Every line below is to be given again precisely; images are to be left out.

Source material: Begin

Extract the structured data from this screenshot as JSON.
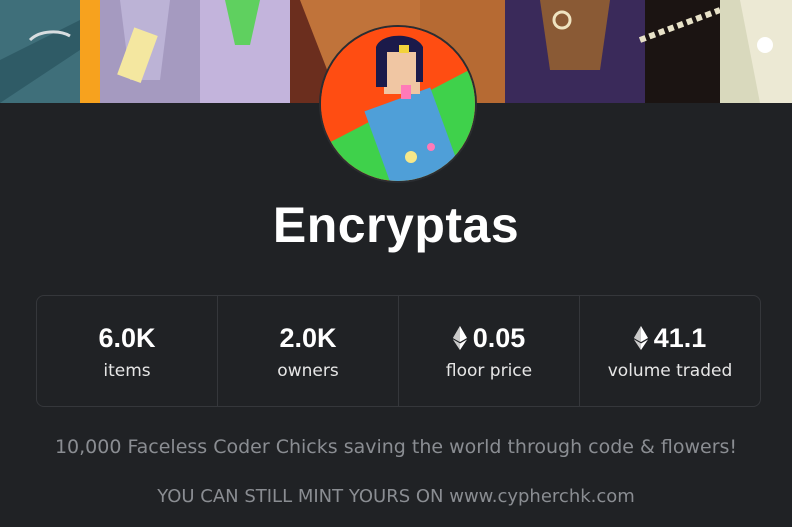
{
  "collection": {
    "name": "Encryptas",
    "description": "10,000 Faceless Coder Chicks saving the world through code & flowers!",
    "mint_note": "YOU CAN STILL MINT YOURS ON www.cypherchk.com"
  },
  "stats": [
    {
      "value": "6.0K",
      "label": "items",
      "icon": null
    },
    {
      "value": "2.0K",
      "label": "owners",
      "icon": null
    },
    {
      "value": "0.05",
      "label": "floor price",
      "icon": "ethereum-icon"
    },
    {
      "value": "41.1",
      "label": "volume traded",
      "icon": "ethereum-icon"
    }
  ],
  "colors": {
    "background": "#202225",
    "border": "#35373b",
    "muted_text": "#8a8d92",
    "avatar_bg": "#ff4d12",
    "avatar_green": "#3fd14b"
  }
}
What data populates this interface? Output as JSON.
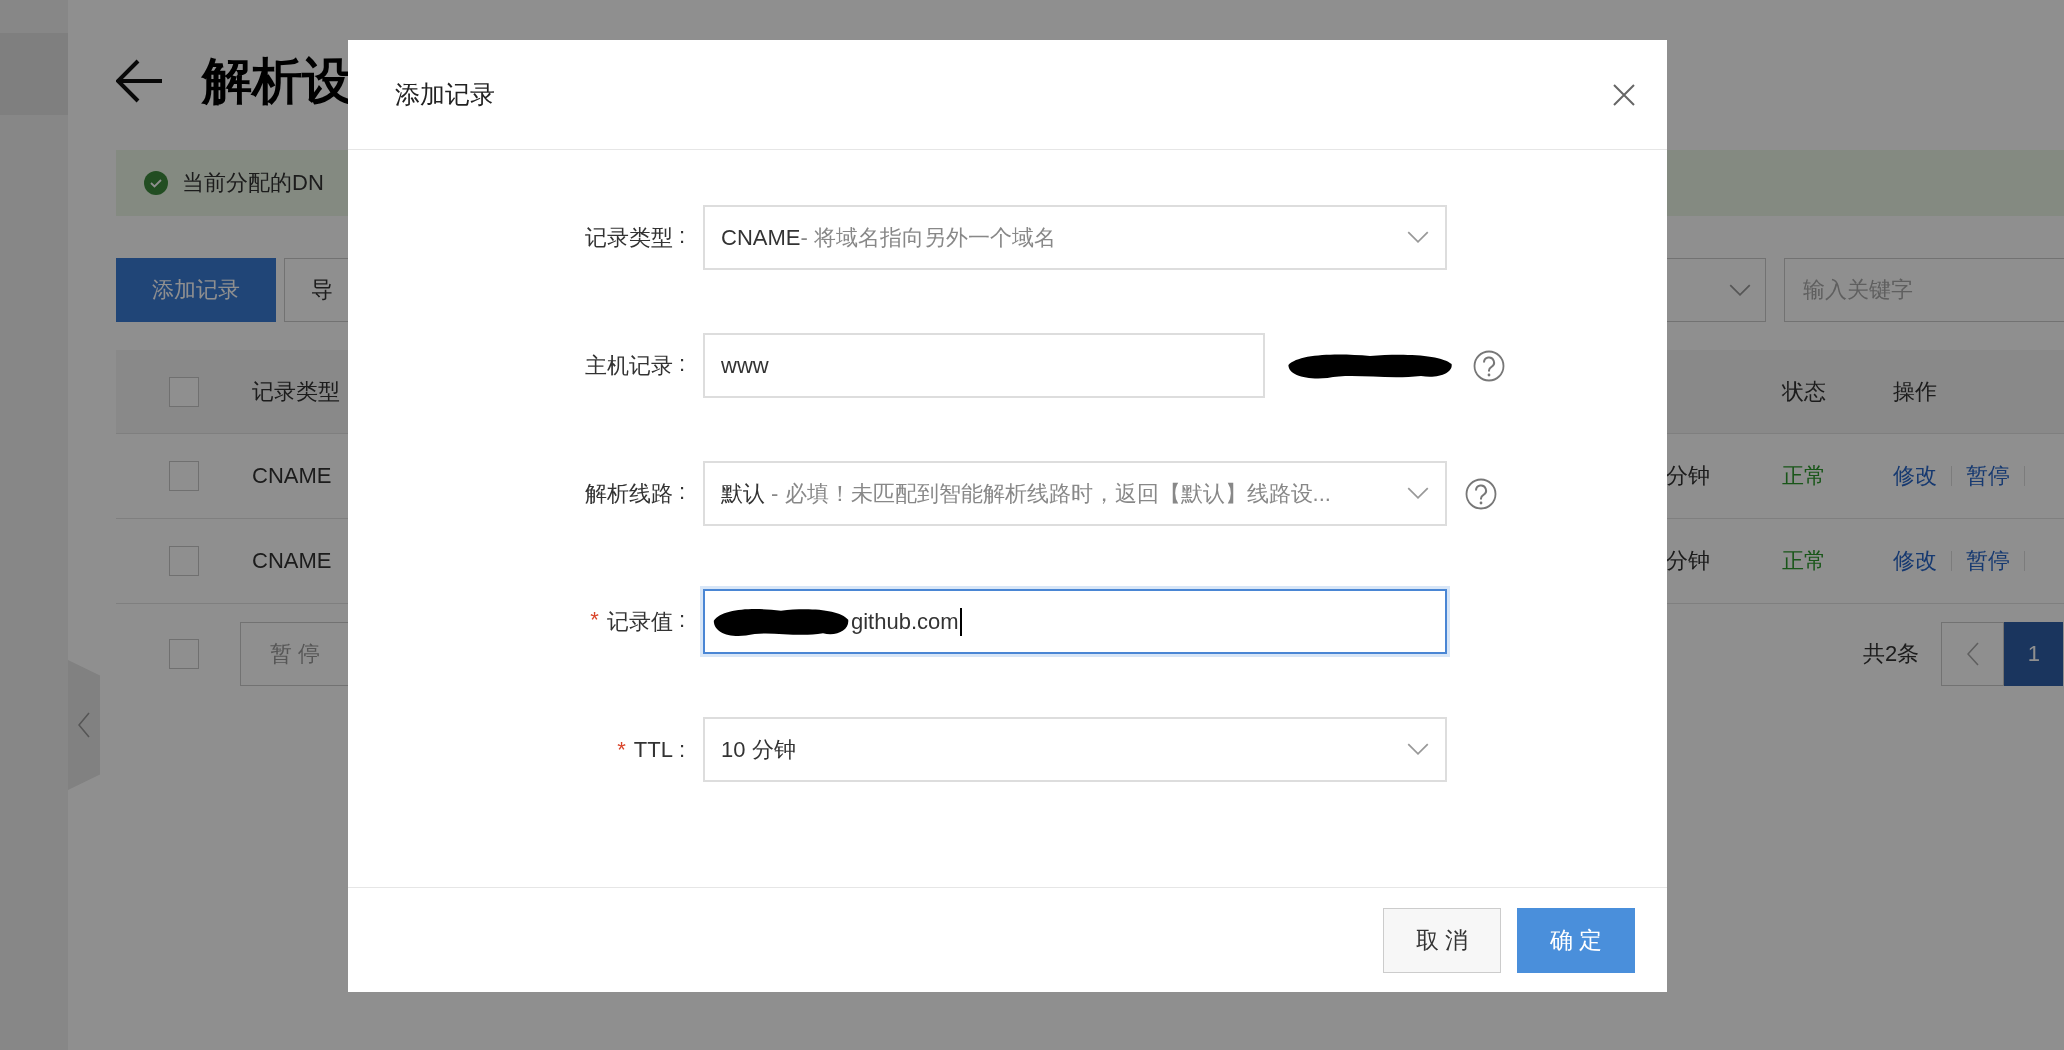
{
  "page": {
    "title": "解析设",
    "alert": "当前分配的DN",
    "toolbar": {
      "buttons": [
        {
          "label": "添加记录",
          "kind": "primary"
        },
        {
          "label": "导",
          "kind": "default"
        }
      ],
      "search": {
        "placeholder": "输入关键字"
      }
    },
    "table": {
      "header_checked": false,
      "columns": [
        {
          "label": "记录类型"
        },
        {
          "label": "状态"
        },
        {
          "label": "操作"
        }
      ],
      "rows": [
        {
          "checked": false,
          "type": "CNAME",
          "ttl": "分钟",
          "status": "正常",
          "actions": [
            "修改",
            "暂停"
          ]
        },
        {
          "checked": false,
          "type": "CNAME",
          "ttl": "分钟",
          "status": "正常",
          "actions": [
            "修改",
            "暂停"
          ]
        }
      ],
      "footer": {
        "checked": false,
        "bulk_button": "暂 停",
        "total": "共2条",
        "pages": [
          {
            "label": "1",
            "selected": true
          }
        ]
      }
    }
  },
  "dialog": {
    "title": "添加记录",
    "fields": [
      {
        "kind": "select",
        "label": "记录类型",
        "colon": ":",
        "value": "CNAME",
        "detail": "- 将域名指向另外一个域名"
      },
      {
        "kind": "text",
        "label": "主机记录",
        "colon": ":",
        "value": "www",
        "suffix_redacted": true,
        "help": true
      },
      {
        "kind": "select",
        "label": "解析线路",
        "colon": ":",
        "value": "默认",
        "detail": " - 必填！未匹配到智能解析线路时，返回【默认】线路设...",
        "help": true
      },
      {
        "kind": "text",
        "label": "记录值",
        "colon": ":",
        "required_mark": "*",
        "value": "github.com",
        "value_redacted": true,
        "focused": true
      },
      {
        "kind": "select",
        "label": "TTL",
        "colon": ":",
        "required_mark": "*",
        "value": "10 分钟"
      }
    ],
    "buttons": [
      {
        "label": "取 消",
        "kind": "secondary"
      },
      {
        "label": "确 定",
        "kind": "primary"
      }
    ]
  }
}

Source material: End

• [Answer space]:
Extract the structured data from this screenshot as JSON.
{
  "collection": {
    "name": "Encryptas",
    "description": "10,000 Faceless Coder Chicks saving the world through code & flowers!",
    "mint_note": "YOU CAN STILL MINT YOURS ON www.cypherchk.com"
  },
  "stats": [
    {
      "value": "6.0K",
      "label": "items",
      "icon": null
    },
    {
      "value": "2.0K",
      "label": "owners",
      "icon": null
    },
    {
      "value": "0.05",
      "label": "floor price",
      "icon": "ethereum-icon"
    },
    {
      "value": "41.1",
      "label": "volume traded",
      "icon": "ethereum-icon"
    }
  ],
  "colors": {
    "background": "#202225",
    "border": "#35373b",
    "muted_text": "#8a8d92",
    "avatar_bg": "#ff4d12",
    "avatar_green": "#3fd14b"
  }
}
What data populates this interface? Output as JSON.
{
  "page": {
    "title": "解析设",
    "alert": "当前分配的DN",
    "toolbar": {
      "buttons": [
        {
          "label": "添加记录",
          "kind": "primary"
        },
        {
          "label": "导",
          "kind": "default"
        }
      ],
      "search": {
        "placeholder": "输入关键字"
      }
    },
    "table": {
      "header_checked": false,
      "columns": [
        {
          "label": "记录类型"
        },
        {
          "label": "状态"
        },
        {
          "label": "操作"
        }
      ],
      "rows": [
        {
          "checked": false,
          "type": "CNAME",
          "ttl": "分钟",
          "status": "正常",
          "actions": [
            "修改",
            "暂停"
          ]
        },
        {
          "checked": false,
          "type": "CNAME",
          "ttl": "分钟",
          "status": "正常",
          "actions": [
            "修改",
            "暂停"
          ]
        }
      ],
      "footer": {
        "checked": false,
        "bulk_button": "暂 停",
        "total": "共2条",
        "pages": [
          {
            "label": "1",
            "selected": true
          }
        ]
      }
    }
  },
  "dialog": {
    "title": "添加记录",
    "fields": [
      {
        "kind": "select",
        "label": "记录类型",
        "colon": ":",
        "value": "CNAME",
        "detail": "- 将域名指向另外一个域名"
      },
      {
        "kind": "text",
        "label": "主机记录",
        "colon": ":",
        "value": "www",
        "suffix_redacted": true,
        "help": true
      },
      {
        "kind": "select",
        "label": "解析线路",
        "colon": ":",
        "value": "默认",
        "detail": " - 必填！未匹配到智能解析线路时，返回【默认】线路设...",
        "help": true
      },
      {
        "kind": "text",
        "label": "记录值",
        "colon": ":",
        "required_mark": "*",
        "value": "github.com",
        "value_redacted": true,
        "focused": true
      },
      {
        "kind": "select",
        "label": "TTL",
        "colon": ":",
        "required_mark": "*",
        "value": "10 分钟"
      }
    ],
    "buttons": [
      {
        "label": "取 消",
        "kind": "secondary"
      },
      {
        "label": "确 定",
        "kind": "primary"
      }
    ]
  }
}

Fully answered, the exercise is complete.